Vivek Srivastava
Assistant professor
Ecology—the scientific study of interactions between
different organisms and between organisms
and their environment or surroundings
Biotic—living factors that influence an ecosystem
Abiotic—non-living factors that influence an
A. Sunlight is the main energy source for life on
B. Also called autotrophs
C. Use light or chemical
energy to make food
1. Plants
2. plant-like protists (algae)
3. Bacteria
D. Photosynthesis—use light energy to convert carbon
dioxide and water into oxygen and carbohydrates
(Remember: 6CO2 + 6H2O
Light Energy
6O2 + C6H12O6)
E. Chemosynthesis—performed by bacteria, use chemical
energy to produce carbohydrates
A. Organisms that rely on other organisms
for their energy and food supply
B. Also called heterotrophs
Herbivores—obtain energy by
eating only plants
Carnivores—eat only animals
Omnivores—eat both plants and animals
Decomposers—breaks down dead organic matter

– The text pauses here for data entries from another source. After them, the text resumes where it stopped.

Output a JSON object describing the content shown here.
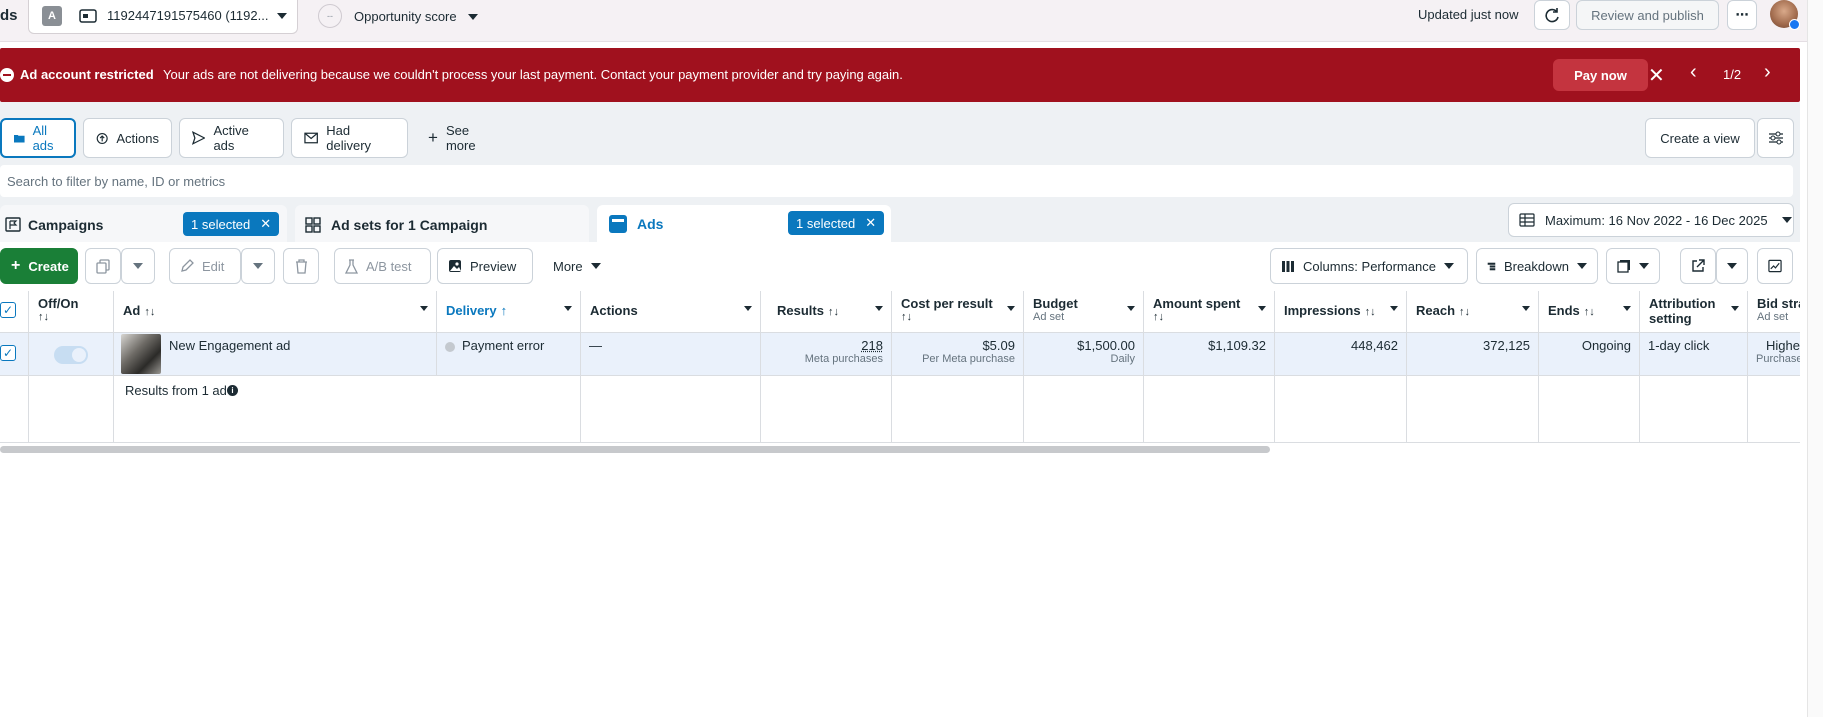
{
  "topbar": {
    "app_title_fragment": "ds",
    "account_badge": "A",
    "account_id": "1192447191575460 (1192...",
    "opportunity_score_dot": "--",
    "opportunity_score_label": "Opportunity score",
    "updated_text": "Updated just now",
    "review_publish_label": "Review and publish",
    "more_icon": "⋯"
  },
  "banner": {
    "title": "Ad account restricted",
    "message": "Your ads are not delivering because we couldn't process your last payment. Contact your payment provider and try paying again.",
    "pay_now_label": "Pay now",
    "pager": "1/2"
  },
  "filter_tabs": [
    {
      "label": "All ads",
      "icon": "folder-icon"
    },
    {
      "label": "Actions",
      "icon": "arrow-up-circle-icon"
    },
    {
      "label": "Active ads",
      "icon": "send-icon"
    },
    {
      "label": "Had delivery",
      "icon": "envelope-icon"
    },
    {
      "label": "See more",
      "icon": "plus-icon"
    }
  ],
  "create_view_label": "Create a view",
  "search": {
    "placeholder": "Search to filter by name, ID or metrics"
  },
  "level_tabs": {
    "campaigns": {
      "label": "Campaigns",
      "chip": "1 selected"
    },
    "adsets": {
      "label": "Ad sets for 1 Campaign"
    },
    "ads": {
      "label": "Ads",
      "chip": "1 selected"
    }
  },
  "date_range": "Maximum: 16 Nov 2022 - 16 Dec 2025",
  "toolbar": {
    "create": "Create",
    "edit": "Edit",
    "ab_test": "A/B test",
    "preview": "Preview",
    "more": "More",
    "columns": "Columns: Performance",
    "breakdown": "Breakdown"
  },
  "table": {
    "headers": {
      "offon": "Off/On",
      "ad": "Ad",
      "delivery": "Delivery",
      "actions": "Actions",
      "results": "Results",
      "cost_per_result": "Cost per result",
      "budget": "Budget",
      "budget_sub": "Ad set",
      "amount_spent": "Amount spent",
      "impressions": "Impressions",
      "reach": "Reach",
      "ends": "Ends",
      "attribution_1": "Attribution",
      "attribution_2": "setting",
      "bid_strategy": "Bid stra",
      "bid_strategy_sub": "Ad set"
    },
    "row": {
      "ad_name": "New Engagement ad",
      "delivery": "Payment error",
      "actions": "—",
      "results": "218",
      "results_sub": "Meta purchases",
      "cost_per_result": "$5.09",
      "cost_sub": "Per Meta purchase",
      "budget": "$1,500.00",
      "budget_sub": "Daily",
      "amount_spent": "$1,109.32",
      "impressions": "448,462",
      "reach": "372,125",
      "ends": "Ongoing",
      "attribution": "1-day click",
      "bid_strategy": "Highe",
      "bid_sub": "Purchase"
    },
    "footer": {
      "label": "Results from 1 ad"
    }
  },
  "colors": {
    "accent": "#0a78be",
    "banner_red": "#a0111e",
    "create_green": "#1a7f37"
  }
}
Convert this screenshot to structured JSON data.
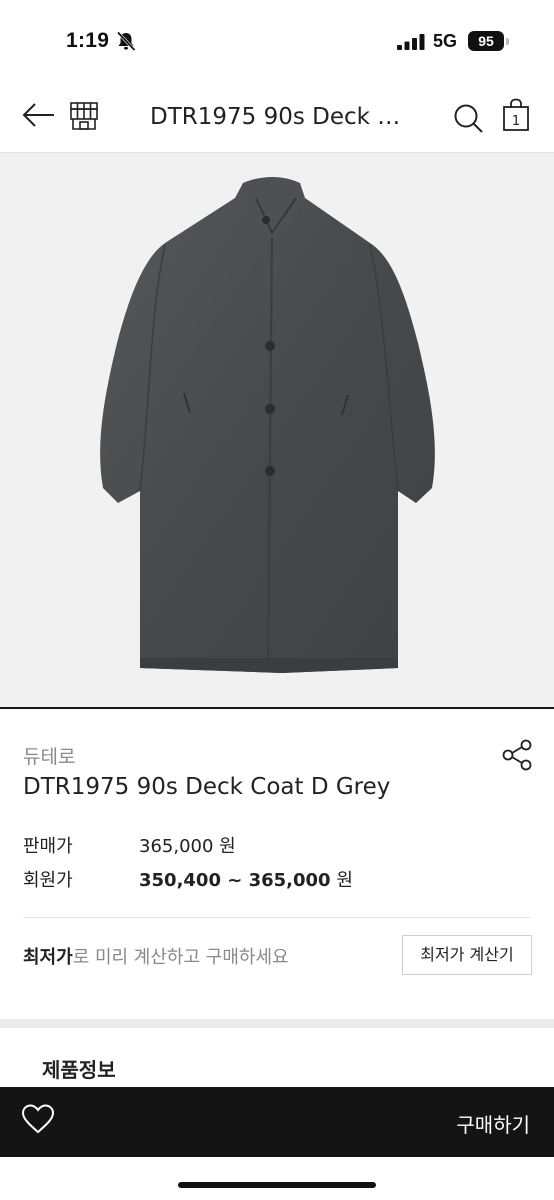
{
  "status_bar": {
    "time": "1:19",
    "network": "5G",
    "battery": "95"
  },
  "nav": {
    "title": "DTR1975 90s Deck Coat D Grey",
    "icons": [
      "back-arrow-icon",
      "store-icon",
      "search-icon",
      "shopping-bag-icon"
    ],
    "cart_count": "1"
  },
  "product": {
    "brand": "듀테로",
    "name": "DTR1975 90s Deck Coat D Grey",
    "sale_price_label": "판매가",
    "sale_price": "365,000",
    "member_price_label": "회원가",
    "member_price": "350,400 ~ 365,000",
    "currency": "원",
    "image_desc_colors": {
      "background": "#f1f1f1",
      "coat": "#4a4d4f"
    }
  },
  "lowest_price": {
    "highlight": "최저가",
    "rest": "로 미리 계산하고 구매하세요",
    "button_label": "최저가 계산기"
  },
  "section": {
    "title": "제품정보"
  },
  "bottom_bar": {
    "buy_label": "구매하기"
  },
  "colors": {
    "accent_dark": "#141414",
    "muted_text": "#8a8a8a"
  }
}
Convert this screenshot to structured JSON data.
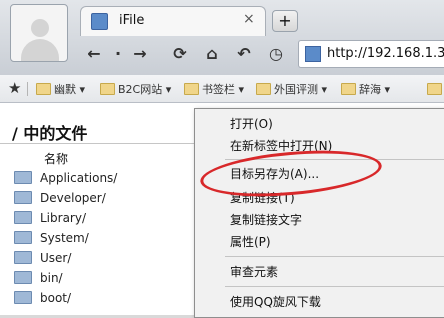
{
  "tab": {
    "title": "iFile",
    "close": "×"
  },
  "toolbar": {
    "new_tab": "+",
    "back": "←",
    "dot": "·",
    "forward": "→",
    "reload": "⟳",
    "home": "⌂",
    "undo": "↶",
    "history": "◷"
  },
  "address_bar": {
    "url": "http://192.168.1.3:"
  },
  "bookmarks": {
    "star": "★",
    "items": [
      {
        "label": "幽默 ▾"
      },
      {
        "label": "B2C网站 ▾"
      },
      {
        "label": "书签栏 ▾"
      },
      {
        "label": "外国评测 ▾"
      },
      {
        "label": "辞海 ▾"
      }
    ]
  },
  "page": {
    "title": "/ 中的文件",
    "column_name": "名称",
    "files": [
      "Applications/",
      "Developer/",
      "Library/",
      "System/",
      "User/",
      "bin/",
      "boot/"
    ]
  },
  "context_menu": {
    "items": [
      "打开(O)",
      "在新标签中打开(N)",
      "目标另存为(A)...",
      "复制链接(T)",
      "复制链接文字",
      "属性(P)",
      "审查元素",
      "使用QQ旋风下载"
    ]
  },
  "highlight_color": "#d8282a"
}
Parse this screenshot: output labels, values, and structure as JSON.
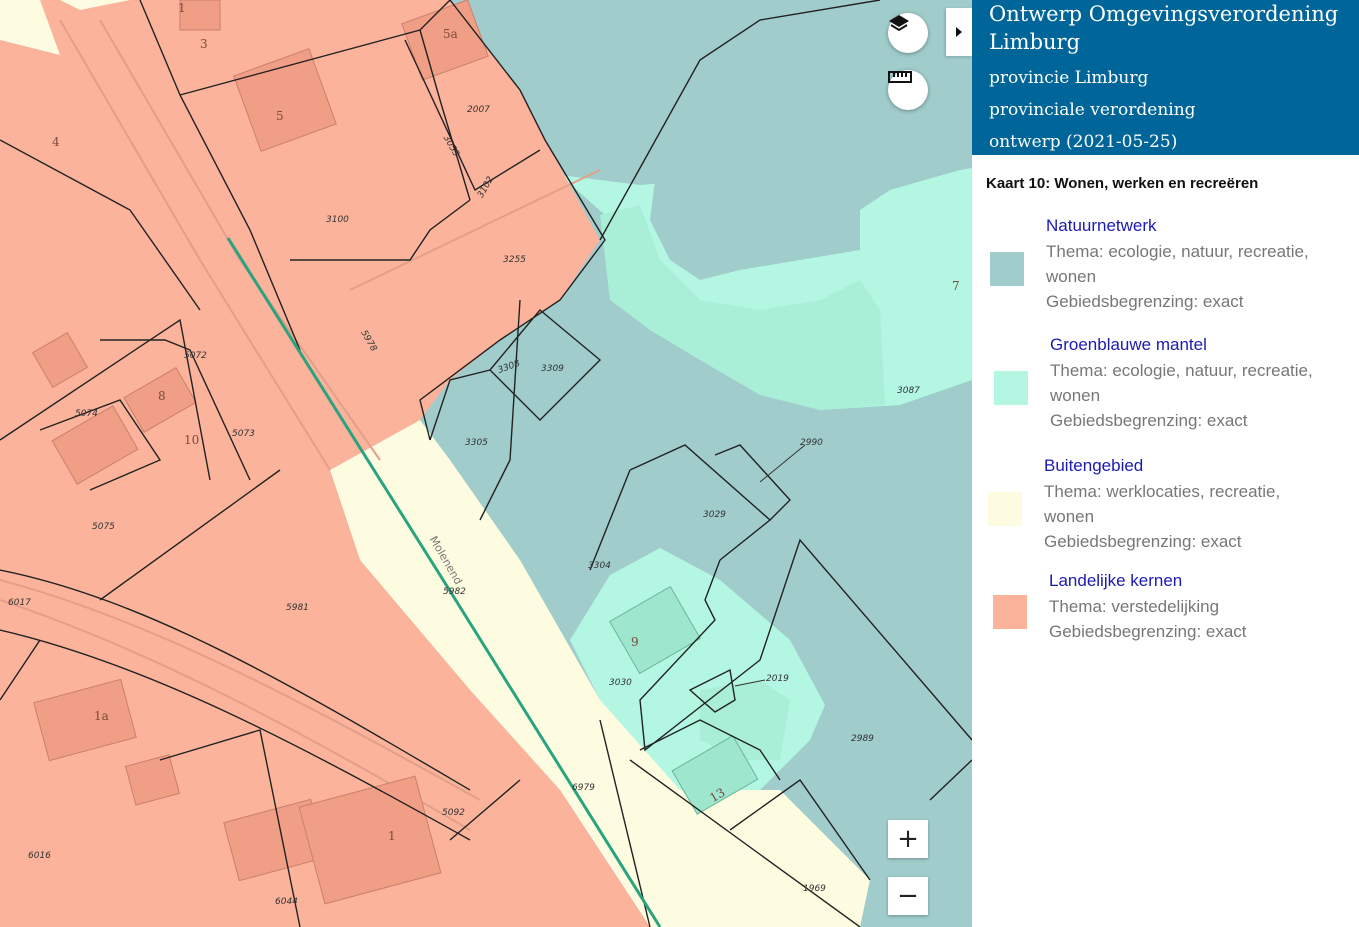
{
  "panel": {
    "title": "Ontwerp Omgevingsverordening Limburg",
    "organisation": "provincie Limburg",
    "doc_type": "provinciale verordening",
    "status": "ontwerp (2021-05-25)",
    "map_name": "Kaart 10: Wonen, werken en recreëren"
  },
  "legend": [
    {
      "name": "Natuurnetwerk",
      "line1": "Thema: ecologie, natuur, recreatie,",
      "line2": "wonen",
      "line3": "Gebiedsbegrenzing: exact",
      "color": "#a0cccb"
    },
    {
      "name": "Groenblauwe mantel",
      "line1": "Thema: ecologie, natuur, recreatie,",
      "line2": "wonen",
      "line3": "Gebiedsbegrenzing: exact",
      "color": "#b3f7e3"
    },
    {
      "name": "Buitengebied",
      "line1": "Thema: werklocaties, recreatie,",
      "line2": "wonen",
      "line3": "Gebiedsbegrenzing: exact",
      "color": "#fdfbe0"
    },
    {
      "name": "Landelijke kernen",
      "line1": "Thema: verstedelijking",
      "line2": "Gebiedsbegrenzing: exact",
      "color": "#fbb39b"
    }
  ],
  "controls": {
    "layers_icon": "layers-icon",
    "measure_icon": "ruler-icon",
    "panel_toggle_icon": "caret-right-icon",
    "zoom_in": "+",
    "zoom_out": "−"
  },
  "map": {
    "parcels": [
      "1",
      "3",
      "5a",
      "2007",
      "3053",
      "3102",
      "5",
      "4",
      "3100",
      "3255",
      "5978",
      "5072",
      "5074",
      "8",
      "10",
      "5073",
      "5075",
      "3308",
      "3309",
      "3305",
      "2990",
      "3029",
      "3304",
      "5982",
      "6017",
      "5981",
      "9",
      "3030",
      "2019",
      "1a",
      "2989",
      "3087",
      "7",
      "6979",
      "5092",
      "13",
      "1",
      "6016",
      "6044",
      "1969"
    ],
    "street": "Molenend"
  }
}
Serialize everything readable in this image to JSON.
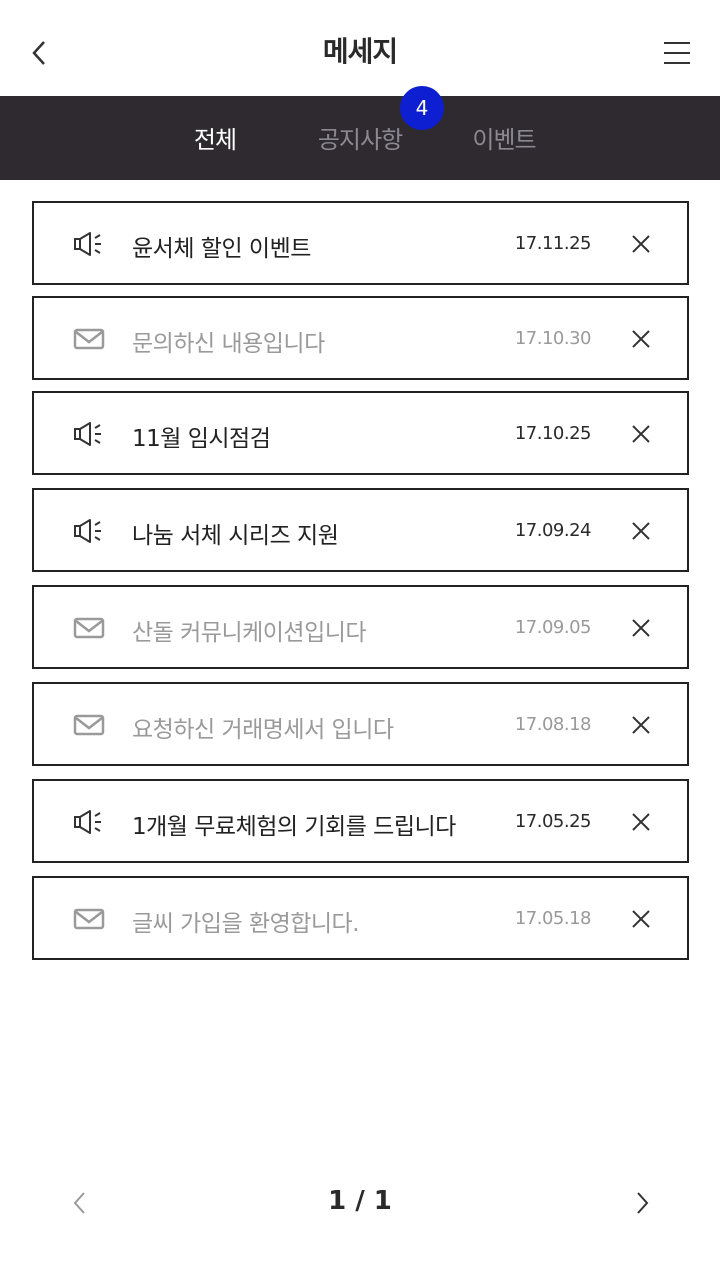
{
  "header": {
    "title": "메세지",
    "back_icon": "chevron-left-icon",
    "menu_icon": "hamburger-menu-icon"
  },
  "tabs": [
    {
      "label": "전체",
      "active": true
    },
    {
      "label": "공지사항",
      "active": false,
      "badge": "4"
    },
    {
      "label": "이벤트",
      "active": false
    }
  ],
  "colors": {
    "tabbar_bg": "#2e2a30",
    "badge": "#0d1fd0",
    "unread_text": "#222222",
    "read_text": "#9a9a9a"
  },
  "messages": [
    {
      "type": "notice",
      "icon": "megaphone-icon",
      "title": "윤서체 할인 이벤트",
      "date": "17.11.25",
      "read": false
    },
    {
      "type": "mail",
      "icon": "envelope-icon",
      "title": "문의하신 내용입니다",
      "date": "17.10.30",
      "read": true
    },
    {
      "type": "notice",
      "icon": "megaphone-icon",
      "title": "11월 임시점검",
      "date": "17.10.25",
      "read": false
    },
    {
      "type": "notice",
      "icon": "megaphone-icon",
      "title": "나눔 서체 시리즈 지원",
      "date": "17.09.24",
      "read": false
    },
    {
      "type": "mail",
      "icon": "envelope-icon",
      "title": "산돌 커뮤니케이션입니다",
      "date": "17.09.05",
      "read": true
    },
    {
      "type": "mail",
      "icon": "envelope-icon",
      "title": "요청하신 거래명세서 입니다",
      "date": "17.08.18",
      "read": true
    },
    {
      "type": "notice",
      "icon": "megaphone-icon",
      "title": "1개월 무료체험의 기회를 드립니다",
      "date": "17.05.25",
      "read": false
    },
    {
      "type": "mail",
      "icon": "envelope-icon",
      "title": "글씨 가입을 환영합니다.",
      "date": "17.05.18",
      "read": true
    }
  ],
  "pager": {
    "label": "1 / 1",
    "prev_icon": "chevron-left-icon",
    "next_icon": "chevron-right-icon"
  }
}
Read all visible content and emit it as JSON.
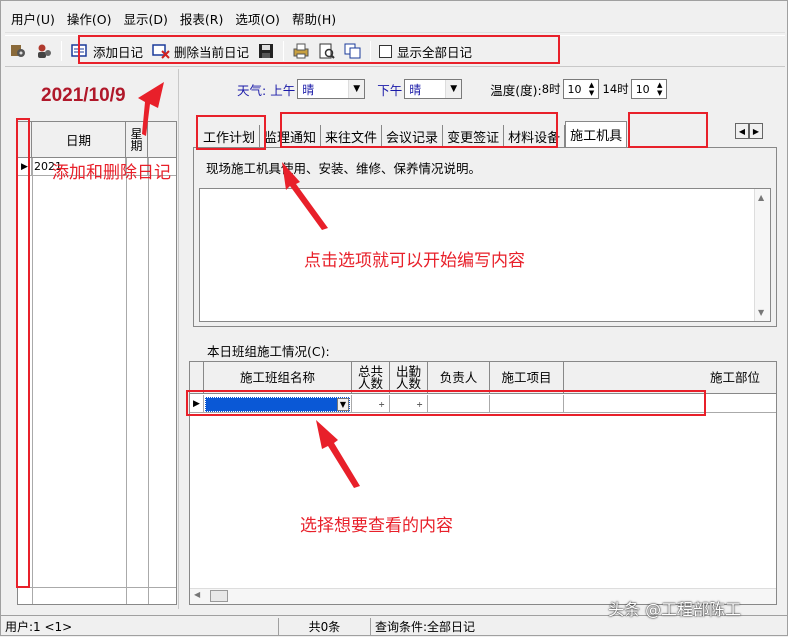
{
  "menu": [
    "用户(U)",
    "操作(O)",
    "显示(D)",
    "报表(R)",
    "选项(O)",
    "帮助(H)"
  ],
  "toolbar": {
    "add_diary": "添加日记",
    "delete_diary": "删除当前日记",
    "show_all": "显示全部日记"
  },
  "left": {
    "date": "2021/10/9",
    "col_date": "日期",
    "col_week": "星期",
    "row_date": "2021"
  },
  "weather": {
    "label": "天气:",
    "am_label": "上午",
    "am_value": "晴",
    "pm_label": "下午",
    "pm_value": "晴",
    "temp_label": "温度(度):",
    "t8_label": "8时",
    "t8_value": "10",
    "t14_label": "14时",
    "t14_value": "10"
  },
  "tabs": [
    "工作计划",
    "监理通知",
    "来往文件",
    "会议记录",
    "变更签证",
    "材料设备",
    "施工机具"
  ],
  "active_tab": "施工机具",
  "tab_desc": "现场施工机具使用、安装、维修、保养情况说明。",
  "team": {
    "label": "本日班组施工情况(C):",
    "headers": [
      "施工班组名称",
      "总共人数",
      "出勤人数",
      "负责人",
      "施工项目",
      "施工部位"
    ]
  },
  "status": {
    "user": "用户:1 <1>",
    "count": "共0条",
    "query": "查询条件:全部日记"
  },
  "annotations": {
    "add_delete": "添加和删除日记",
    "click_tab": "点击选项就可以开始编写内容",
    "select_view": "选择想要查看的内容"
  },
  "watermark": "头条 @工程部陈工",
  "colors": {
    "annotation": "#e8202a",
    "date": "#b0182a",
    "weather_label": "#1a1aa8"
  }
}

Feeding Interactions
A. Energy flows through an ecosystem in one direction—
from the sun or inorganic compounds to autotrophs
(producers) and then to heterotrophs (consumers)
B. Food Chain—series of steps in which organisms transfer
energy by eating and being eaten
1. Arrows go in the direction of how energy is
2. Start with producer and end with top consumer
or carnivore
Ex: grass
C. Food Web—network of food chains within an ecosystem
Which of the organisms above is the producer?
Which of the organisms above is the top consumer?
D. Trophic Levels—each step in a food chain or food web
1. Level 1—Producers (autotrophs)
2. Level 2—Primary Consumers (herbivores)
3. Level 3—Secondary Consumers
(carnivores or omnivores)
4. Level 4—Tertiary Consumers
(carnivore—usually top carnivore)
Food Webs
IV. Ecological Pyramids
A. Diagram that shows the relative amount of energy or
organisms contained within each trophic level of a food
chain or web
B. Energy Pyramid shows relative amount of energy available at
each trophic level
1. Organisms in a trophic level use the available
energy for life processes (such as growth,
photosynthesis, cellular respiration, metabolism,
etc.)and release some energy as heat
Remember: Every chemical process that happens in
your body releases heat as a byproduct (ex: burning
2. Rule of 10—only about 10% of the available energy
within a trophic level is transferred to the next
higher trophic level
C. Biomass Pyramid—represents the amount of living
matter at each trophic level
Energy Pyramid
Biomass Pyramid
Energy and Biomass Pyramid (together)
Represents amount of energy
available at each level as well
as amount of living tissue—
both decrease with each
increasing trophic level
V. Ecological Interactions between organisms
A. Competition—when two organisms of the same or
different species attempt to use an ecological resource
in the same place at the same time.
Ex: food, water, shelter
Monkeys compete
with each other and
other animals for food.
Rams compete with
each other for mates.
Until Americans introduced gray squirrels into parts of
England in the early 20th century, red squirrels had been
the only species of squirrel in the country. The gray
squirrels were larger and bred faster and successfully
competed for resources. Within a couple years of overlap
in an area, the red squirrels disappeared.
B. Niche—the ecological niche involves both the
place where an organism lives and
the roles that an organism has in its habitat.
Example: The ecological niche of a sunflower growing in the
backyard includes absorbing light, water and nutrients
(for photosynthesis), providing shelter and food for other
organisms (e.g. bees, ants, etc.), and giving off oxygen
into the atmosphere.
The ecological niche of an organism depends not only on
where it lives but also on what it does. By analogy, it may
be said that the habitat is the organism’s “address”, and
the niche is its “profession”, biologically speaking.
“Address”—Soil, Ground, etc.
Worm’s Niche
“Profession”– Mix-up soil
C. Predation—one organism captures and feeds on
another organism
1. Predator—one that does the killing
2. Prey—one that is the food
D. Symbiosis—any relationship in which two
species live closely together
1. Mutualism—both species benefit (WIN-WIN)
a. Ex: insects and flowers
Can you think of any other examples that we’ve talked about in class?
2. Commensalism—one member of the association
benefits and the other is
neither helped nor harmed.
Example: barnacles on a whale
The Remora fish attaches to
the shark and gets a free ride.
Birds build nests in trees.
3. Parasitism—one organisms lives on or inside
another organism (host) and harms it.
The parasite obtains all or part of its nutritional
needs from the host. (WIN-LOSE)
Example: fleas on a dog
Wasp eggs on back of
Sea lampreys feed on
fluids of other fish.
Mosquito biting a
Mutualism, Commensalism or Parasitism??